b. Factoring, as in 4x + 4y = 4(x + y) or 5x + 7x + 10y + 14y = 12x + 24y = 12(x + 2y).

c. Simplifying, as in –2(3x – 5) + 4x = 10 – 2x or x/3 + (x – 2)/4 = 7x/12 – 1/2.

I’m sure they are out there, but I’ve yet to see a pre-algebra book that made it to expressions as complex at the above.

What makes the line complex and fuzzy is the history of math education has seen a constant shuffling of curriculum. What used to be called “algebra” in the 1950s is much different than what it is now. Much that used to get taught at the college level now has been moved to the high school level.

8th grade: Understand that the graph of a linear equation in two variables is a line, the set of pairs of numbers satisfying the equation. If the equation is in the form y = mx + b, the graph can be obtained by shifting the graph of y =mx by b units (upwards if b is positive, downwards if b is negative). The slope of the line is m.

Graph proportional relationships and relationships defined by a linear equation; find the slope and interpret the slope in context.

I’m not sure what’s going on in other states, but our 9th graders spend about a month on the above standards, and I have 12th graders who still don’t get it.

While people are busy comparing with international standards, I should point out not every country teaches the form y=mx+b.

8th grade: Solve systems of two linear equations in two variables algebraically, and estimate solutions by graphing the equations. Solve simple cases by inspection. For example, 3x + 2y = 5 and 3x + 2y = 6 have no solution because the quantity 3x + 2y cannot simultaneously be 5 and 6.

This is the point where I do some serious head-scratching: how is *solving a system of simultaneous equations algebraically* not part of algebra?

8th grade: Understand that a function from one set (called the domain) to another set (called the range) is a rule that assigns to each element of the domain (an input) exactly one element of the range (the corresponding output). The graph of a function is the set of ordered pairs consisting of an input and the corresponding output. Function notation is not required in Grade 8.

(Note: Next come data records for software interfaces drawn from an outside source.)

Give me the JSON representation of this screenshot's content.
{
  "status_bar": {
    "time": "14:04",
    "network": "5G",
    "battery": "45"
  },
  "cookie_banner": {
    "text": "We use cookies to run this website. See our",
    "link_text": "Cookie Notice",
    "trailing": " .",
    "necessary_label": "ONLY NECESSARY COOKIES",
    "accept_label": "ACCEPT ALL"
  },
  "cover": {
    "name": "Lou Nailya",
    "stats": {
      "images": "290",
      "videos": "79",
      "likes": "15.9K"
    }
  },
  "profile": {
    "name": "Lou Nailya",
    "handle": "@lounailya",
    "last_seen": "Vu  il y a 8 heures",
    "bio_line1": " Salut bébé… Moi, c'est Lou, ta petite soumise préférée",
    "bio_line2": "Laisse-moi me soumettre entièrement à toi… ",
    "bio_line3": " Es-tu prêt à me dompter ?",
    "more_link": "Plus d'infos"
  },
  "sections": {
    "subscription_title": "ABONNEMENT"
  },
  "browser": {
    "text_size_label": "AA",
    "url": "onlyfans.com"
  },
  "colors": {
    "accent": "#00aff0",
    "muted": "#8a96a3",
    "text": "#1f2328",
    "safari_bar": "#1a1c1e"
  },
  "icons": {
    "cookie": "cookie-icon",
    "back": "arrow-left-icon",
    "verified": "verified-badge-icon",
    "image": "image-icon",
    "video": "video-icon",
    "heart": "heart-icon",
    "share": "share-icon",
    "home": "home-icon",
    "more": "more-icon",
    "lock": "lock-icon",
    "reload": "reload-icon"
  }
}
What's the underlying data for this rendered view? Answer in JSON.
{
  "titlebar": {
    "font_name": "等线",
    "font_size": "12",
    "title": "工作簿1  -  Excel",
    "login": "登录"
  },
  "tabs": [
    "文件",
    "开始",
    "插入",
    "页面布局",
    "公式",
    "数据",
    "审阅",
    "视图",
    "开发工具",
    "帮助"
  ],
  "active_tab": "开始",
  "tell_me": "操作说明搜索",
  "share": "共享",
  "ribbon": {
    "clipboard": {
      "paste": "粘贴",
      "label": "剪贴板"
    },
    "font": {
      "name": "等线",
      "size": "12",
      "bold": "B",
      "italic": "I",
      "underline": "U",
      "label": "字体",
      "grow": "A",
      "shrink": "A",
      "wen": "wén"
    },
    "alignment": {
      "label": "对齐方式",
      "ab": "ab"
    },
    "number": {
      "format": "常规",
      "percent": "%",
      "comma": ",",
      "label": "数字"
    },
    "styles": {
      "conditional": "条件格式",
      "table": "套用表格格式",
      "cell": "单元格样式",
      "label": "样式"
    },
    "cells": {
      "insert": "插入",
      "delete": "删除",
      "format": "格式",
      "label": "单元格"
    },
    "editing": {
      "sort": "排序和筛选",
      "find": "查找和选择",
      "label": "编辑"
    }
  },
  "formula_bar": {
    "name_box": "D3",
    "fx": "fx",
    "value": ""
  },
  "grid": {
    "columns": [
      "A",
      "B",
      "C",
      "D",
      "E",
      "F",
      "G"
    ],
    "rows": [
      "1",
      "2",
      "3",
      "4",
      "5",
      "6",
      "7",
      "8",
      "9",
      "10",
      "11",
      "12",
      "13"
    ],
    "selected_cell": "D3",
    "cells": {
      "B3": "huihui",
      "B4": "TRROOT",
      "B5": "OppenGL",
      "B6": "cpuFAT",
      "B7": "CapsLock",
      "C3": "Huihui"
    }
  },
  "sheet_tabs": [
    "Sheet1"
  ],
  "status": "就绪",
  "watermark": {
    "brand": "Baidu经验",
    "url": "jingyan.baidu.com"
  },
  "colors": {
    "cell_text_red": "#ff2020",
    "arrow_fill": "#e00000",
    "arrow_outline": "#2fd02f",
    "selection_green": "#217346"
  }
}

Perhaps this is the source of grouchiness? I’ve also written about function notation being introduced too early, and I agree that 8th grade is too soon.

If one compared the Common Core standards to an “algebra” book there are omissions: in particular quadratics are kept out. I believe that’s where the bone of contention is. Somehow if students aren’t factoring by hand it isn’t yet algebra.

As far as I can tell, by 8th grade the Common Core standards include most of what a student needs to know about lines. In my mind, especially for non-STEM students, this is enough. Of course, feel free to disagree in the comments.

Filed under: Education, Mathematics |

David Cox, on April 12, 2010 at 10:11 am said:Honestly, I wouldn’t mind seeing quadratics left out of the 8th grade “algebra” standards. We’d better serve our students by allowing them to really wrestle with linear relationships before dumping

“being familiar with the proof of the quadratic formula by completing the square”(CA Alg.19.0) or“adding and subtracting rational expressions”(CA Alg. 13.0) on them.jd2718, on May 9, 2010 at 8:33 am said:setting a year for algebra was a mistake. is a mistake.

in fact, i think that grade level math standards are a mistake, at least by middle school

there will be some kids quite comfortable with algebra 8. maybe even algebra 7, but then geometry proof in 8th grade when they are not intellectually mature enough for proof? i put that question mark there because i know districts that regularly do that with their advanced groups, and most of the groups are not ready for geometry 8…

but there will also be kids for whom algebra is the right place to be in grade 9. and perhaps some who will need until grade 10…

not everyone learns their arithmetic (counting, 4 operations including the long versions, fractions, decimals, per cents) at the same speed. The harder fraction work, the negative numbers, the initial encounters with variables… i think these folks are wrong to assign a grade level to each one.

these folks means the common core people. and milgram.

jonathan